Tomatoes evoke powerful associations with health, and consumers consider them the star ingredient in the Mediterranean Diet. That’s just a taste of what the carotenoid experts at Lycored (Secaucus, NJ) learned when they surveyed 329 consumers as to which five fruits and vegetables on a list of 14 they most associate with health.
In the top spot, with 77% of respondents giving them the nod, were green leafy vegetables. Following close behind with an endorsement from 74% of respondents were tomatoes, which bested onions, garlic and leeks (54%), citrus fruits (54%) and cabbage, cauliflower and broccoli (50%) in consumer opinion. In fact, 52% of respondents placed tomatoes among the five fruit and vegetables they would be most likely to describe as a “superfood.”
When asked which fruits and vegetables they linked most with the Mediterranean diet, fully 91% of the survey respondents named tomatoes, ahead of peppers at 81%, onions, garlic and leeks at 76% and citrus fruits at 65%.
Even the visual representation of tomatoes calls to mind the Mediterranean diet, for when shown one image depicting tomatoes, olives, and olive oil, and another of olives, olive oil, fish, and nuts, 87% of respondents connected the tomato image to the diet, while only 13% did so with the image including fish and nuts.

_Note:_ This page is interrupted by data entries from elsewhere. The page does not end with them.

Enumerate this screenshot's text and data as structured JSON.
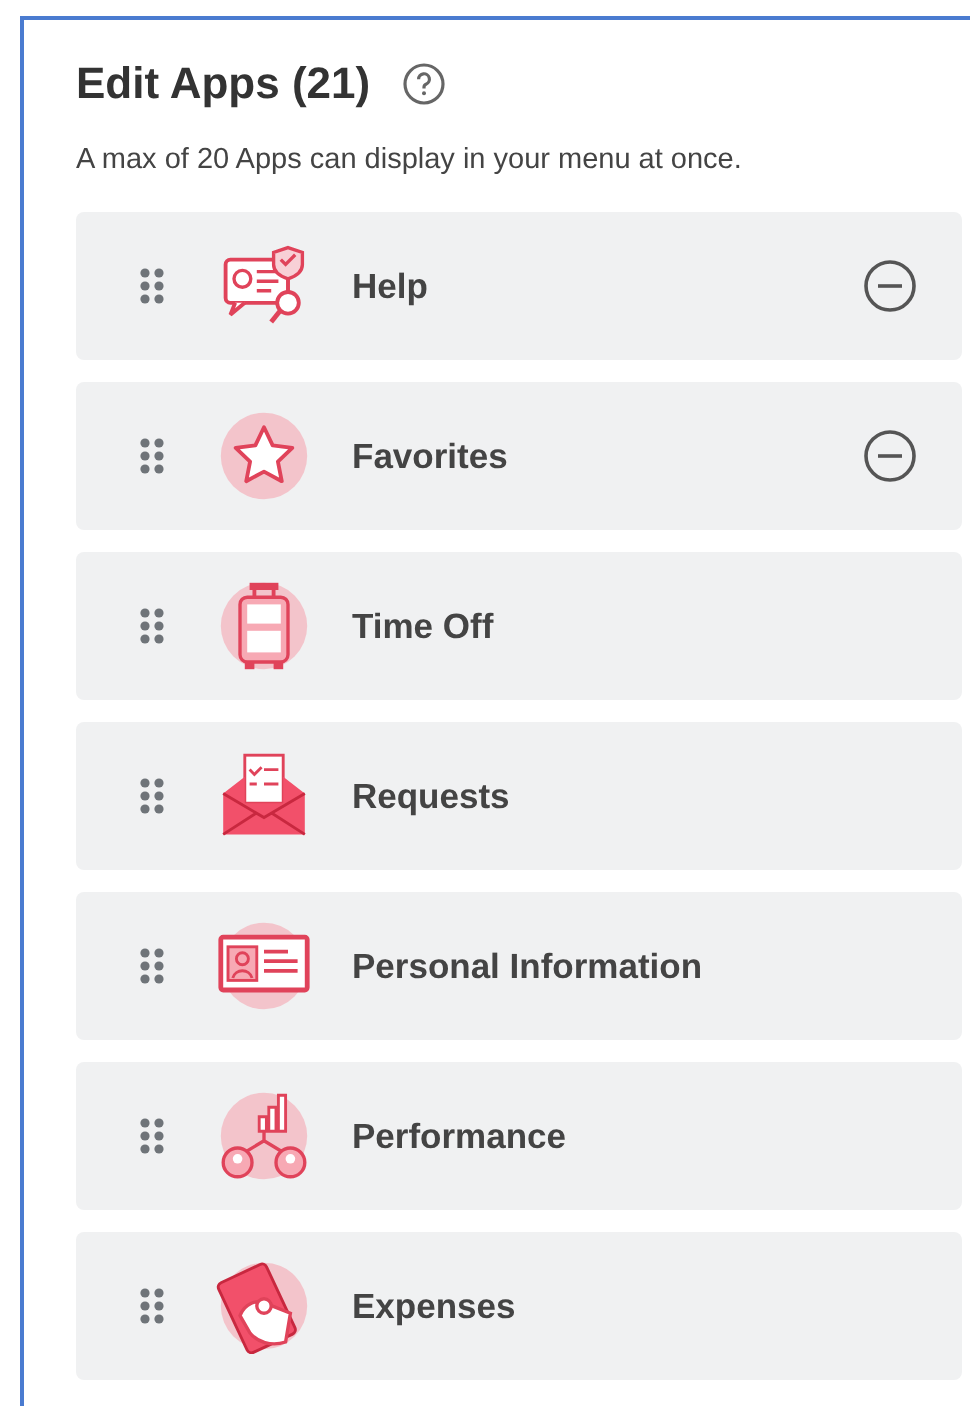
{
  "header": {
    "title": "Edit Apps (21)",
    "subtitle": "A max of 20 Apps can display in your menu at once."
  },
  "apps": [
    {
      "label": "Help",
      "kind": "help",
      "removable": true
    },
    {
      "label": "Favorites",
      "kind": "favorites",
      "removable": true
    },
    {
      "label": "Time Off",
      "kind": "time-off",
      "removable": false
    },
    {
      "label": "Requests",
      "kind": "requests",
      "removable": false
    },
    {
      "label": "Personal Information",
      "kind": "personal",
      "removable": false
    },
    {
      "label": "Performance",
      "kind": "performance",
      "removable": false
    },
    {
      "label": "Expenses",
      "kind": "expenses",
      "removable": false
    }
  ]
}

As the innovator and supplier of its proprietary Lyc-O-Mato tomato complex—which includes lycopene as well as other key tomato nutrients—Lycored has an interest in gauging consumer attitudes toward the fruit. Noted Zev Ziegler, head of health marketing, Lycored, in a press release: “Our research confirms both the wellness appeal of tomatoes and their status as the star of the Mediterranean Diet. This powerful association with one of the biggest dietary trends of our times boosts their potential in products for health-conscious consumers. Given their popularity with supplement users, and their wide range of health benefits, tomatoes deserve to feature in health products much more than they currently do.”